To date, a possible association between acute idiopathic pulmonary hemorrhage among infants and Stachybotrys chartarum (Stachybotrys atra) has not been proved. Further studies are needed to determine what causes acute idiopathic hemorrhage.
Q 9.
What if my child has acute idiopathic pulmonary hemorrhage?
A.
Parents should ensure that their children get proper medical treatment.
Q 10.
What are the potential health effects of mold in buildings and homes?
A.
Mold exposure does not always present a health problem indoors. However, some people are sensitive to molds. These people may experience symptoms such as nasal stuffiness, eye irritation, or wheezing when exposed to molds. Some people may have more severe reactions to molds. Severe reactions may occur among workers exposed to large amounts of molds in occupational settings, such as farmers working around moldy hay. Severe reactions may include fever and shortness of breath. People with chronic illnesses, such as obstructive lung disease, may develop mold infections in their lungs.

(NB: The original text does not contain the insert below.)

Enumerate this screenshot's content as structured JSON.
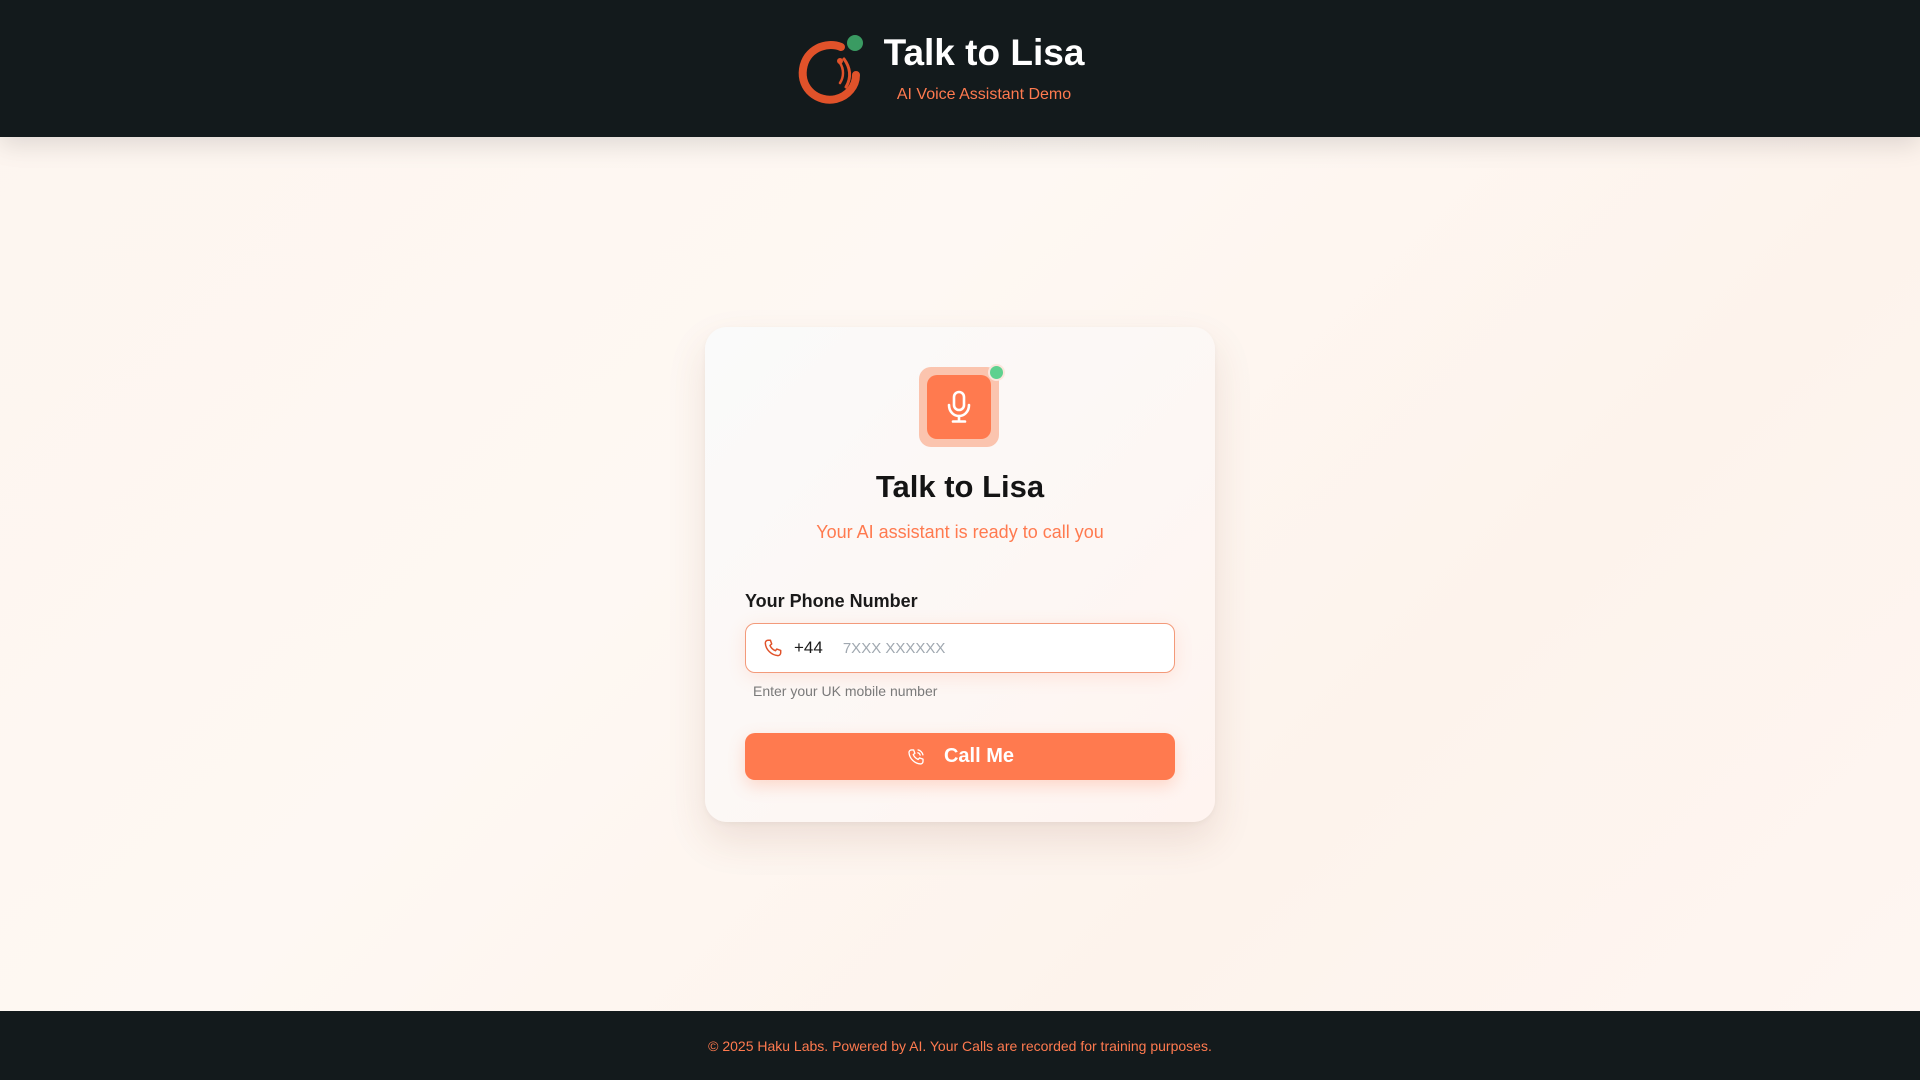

Q 11.
How do you get the molds out of buildings, including homes, schools, and places of employment?
A.
In most cases mold can be removed by a thorough cleaning with bleach and water. If you have an extensive amount of mold and you do not think you can manage the cleanup on your own, you may want to contact a professional who has experience in cleaning molds in buildings.
Q 12.

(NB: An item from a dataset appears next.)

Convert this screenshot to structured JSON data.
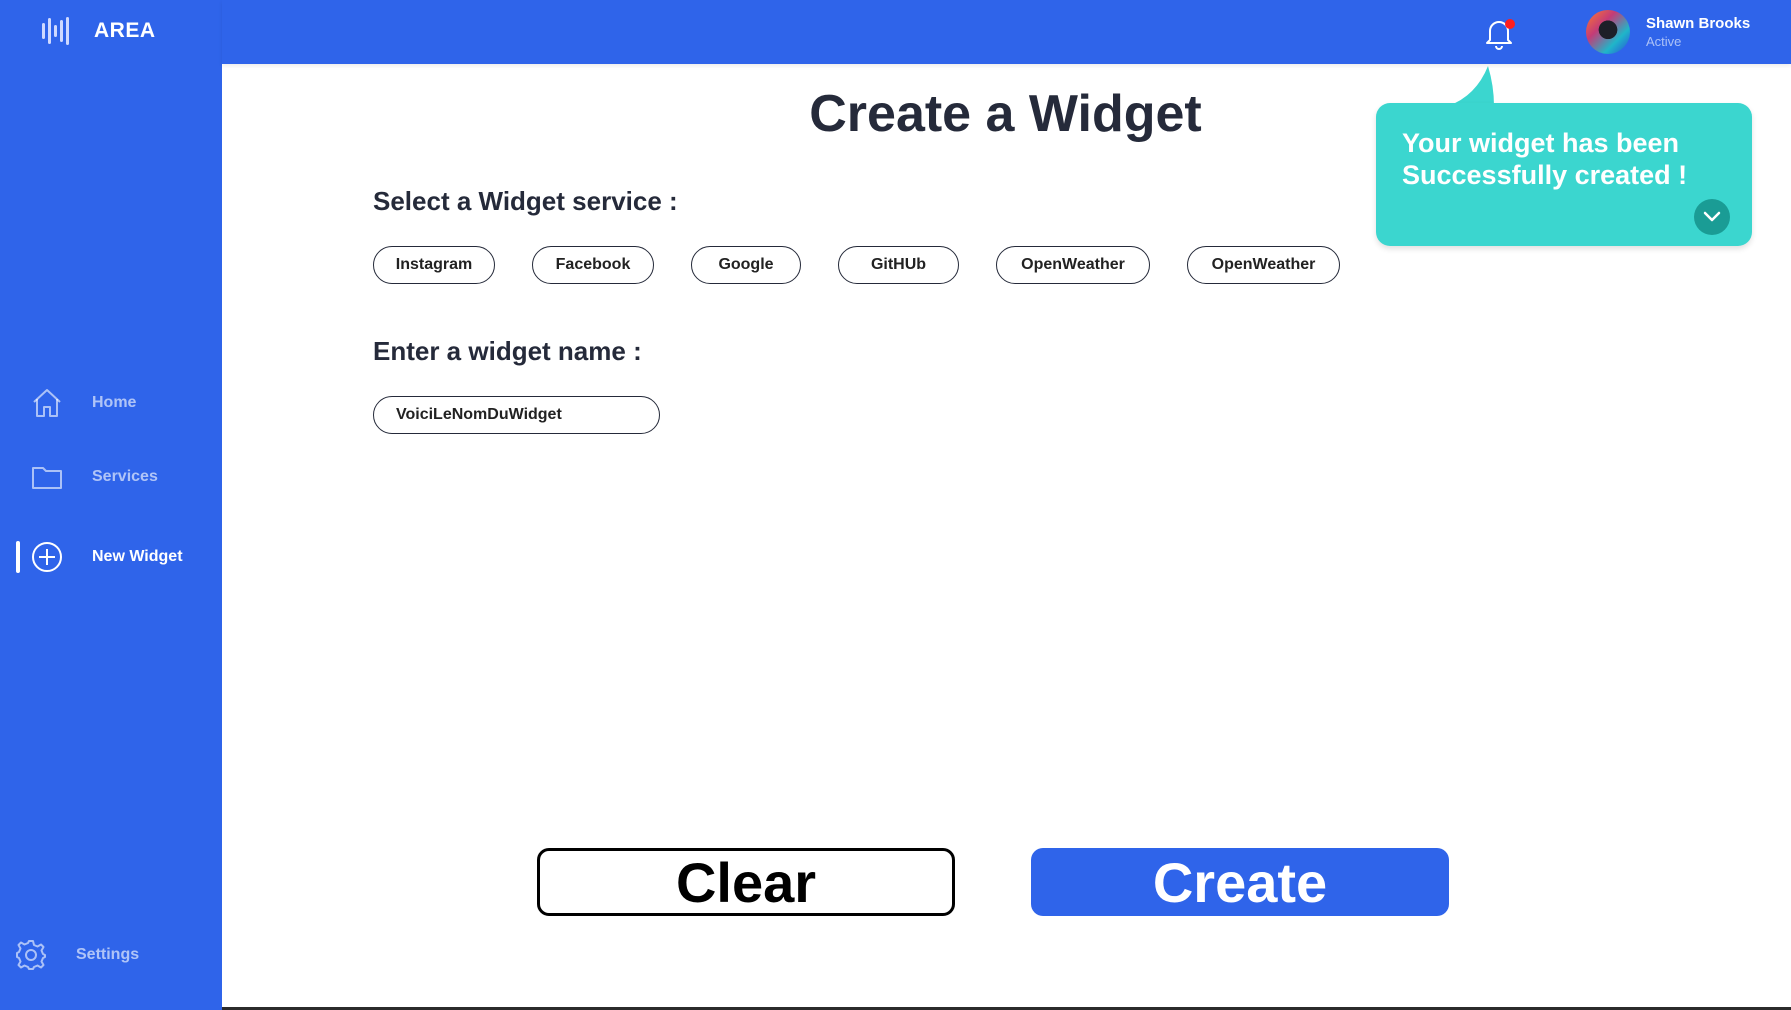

What should people to do if they determine they have Stachybotrys chartarum (Stachybotrys atra) in their buildings or homes?

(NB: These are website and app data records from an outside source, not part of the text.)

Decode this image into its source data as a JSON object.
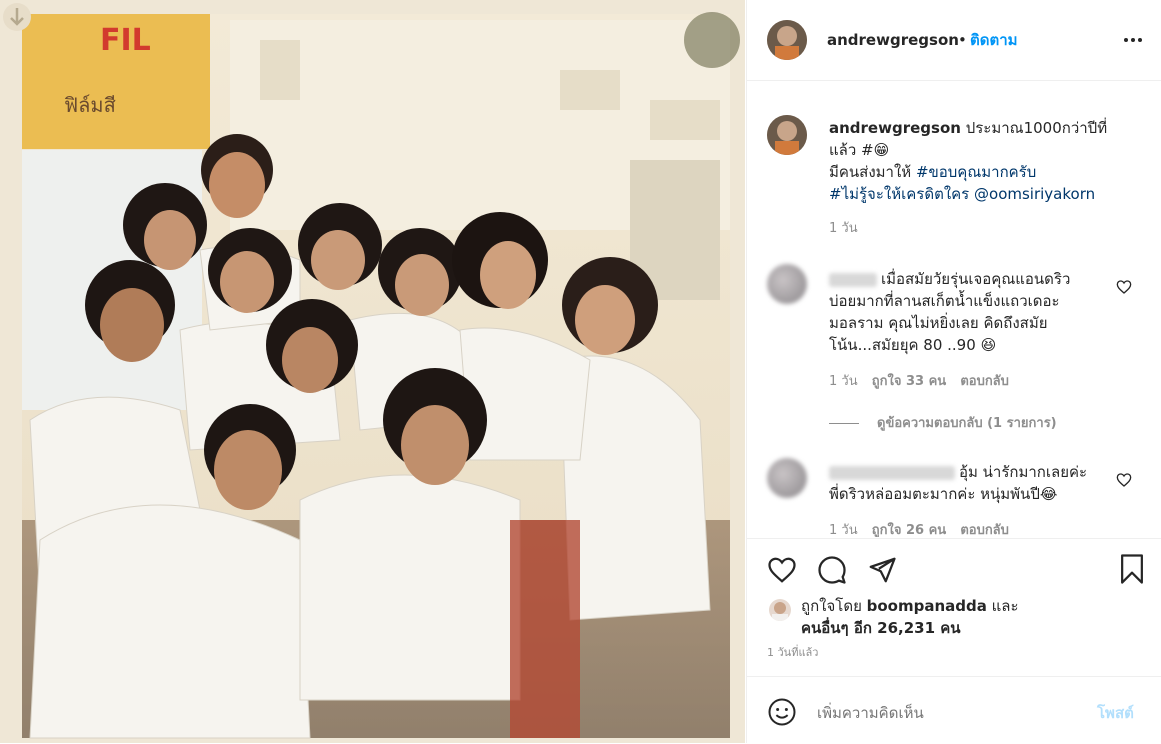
{
  "post": {
    "username": "andrewgregson",
    "follow_label": "ติดตาม",
    "dot": "•",
    "more_icon": "more-horizontal-icon"
  },
  "caption": {
    "line1": "ประมาณ1000กว่าปีที่",
    "line2_text": "แล้ว #",
    "line2_emoji": "😁",
    "line3_text": "มีคนส่งมาให้ ",
    "hashtag1": "#ขอบคุณมากครับ",
    "hashtag2": "#ไม่รู้จะให้เครดิตใคร",
    "mention": "@oomsiriyakorn",
    "time": "1 วัน"
  },
  "comments": [
    {
      "text_line1": "เมื่อสมัยวัยรุ่นเจอคุณแอนดริว",
      "text_line2": "บ่อยมากที่ลานสเก็ตน้ำแข็งแถวเดอะ",
      "text_line3": "มอลราม คุณไม่หยิ่งเลย คิดถึงสมัย",
      "text_line4": "โน้น...สมัยยุค 80 ..90",
      "emoji": "😆",
      "time": "1 วัน",
      "likes": "ถูกใจ 33 คน",
      "reply_label": "ตอบกลับ",
      "view_replies": "ดูข้อความตอบกลับ (1 รายการ)"
    },
    {
      "text_line1": "อุ้ม น่ารักมากเลยค่ะ",
      "text_line2": "พี่ดริวหล่ออมตะมากค่ะ หนุ่มพันปี",
      "emoji": "😂",
      "time": "1 วัน",
      "likes": "ถูกใจ 26 คน",
      "reply_label": "ตอบกลับ"
    }
  ],
  "likes": {
    "liked_by_prefix": "ถูกใจโดย ",
    "liked_by_user": "boompanadda",
    "liked_by_suffix": " และ",
    "others": "คนอื่นๆ อีก 26,231 คน"
  },
  "timestamp": "1 วันที่แล้ว",
  "comment_input": {
    "placeholder": "เพิ่มความคิดเห็น",
    "post_label": "โพสต์"
  },
  "photo_sign": {
    "line1": "FIL",
    "line2": "ฟิล์มสี"
  },
  "colors": {
    "accent_blue": "#0095f6",
    "link_blue": "#00376b",
    "muted": "#8e8e8e",
    "text": "#262626"
  }
}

A.
Mold growing in homes and buildings, whether it is Stachybotrys chartarum (Stachybotrys atra) or other molds, indicates that there is a problem with water or moisture. This is the first problem that needs to be addressed. Mold can be cleaned off surfaces with a weak bleach solution. Mold under carpets typically requires that the carpets be removed. Once mold starts to grow in insulation or wallboard the only way to deal with the problem is by removal and replacement. We do not believe that one needs to take any different precautions with Stachybotrys chartarum (Stachybotrys atra), than with other molds. In areas where flooding has occurred, prompt cleaning of walls and other flood-damaged items with water mixed with chlorine bleach, diluted 10 parts water to 1 part bleach, is necessary to prevent mold growth. Never mix bleach with ammonia. Moldy items should be discarded.
Q 13.
How do you keep mold out of buildings and homes?
A.
As part of routine building maintenance, buildings should be inspected for evidence of water damage and visible mold. The conditions causing mold (such as water leaks, condensation, infiltration, or flooding) should be corrected to prevent mold from growing.


Summary

In summary, Stachybotrys chartarum and other molds may cause health symptoms that are nonspecific. At present there is no test that proves an association between Stachybotrys chartarum and particular health symptoms. Individuals with persistent symptoms should see their physician. However, if Stachybotrys chartarum or other molds are found in a building, prudent practice recommends that they be removed. Use the simplest and most expedient method that properly and safely removes mold.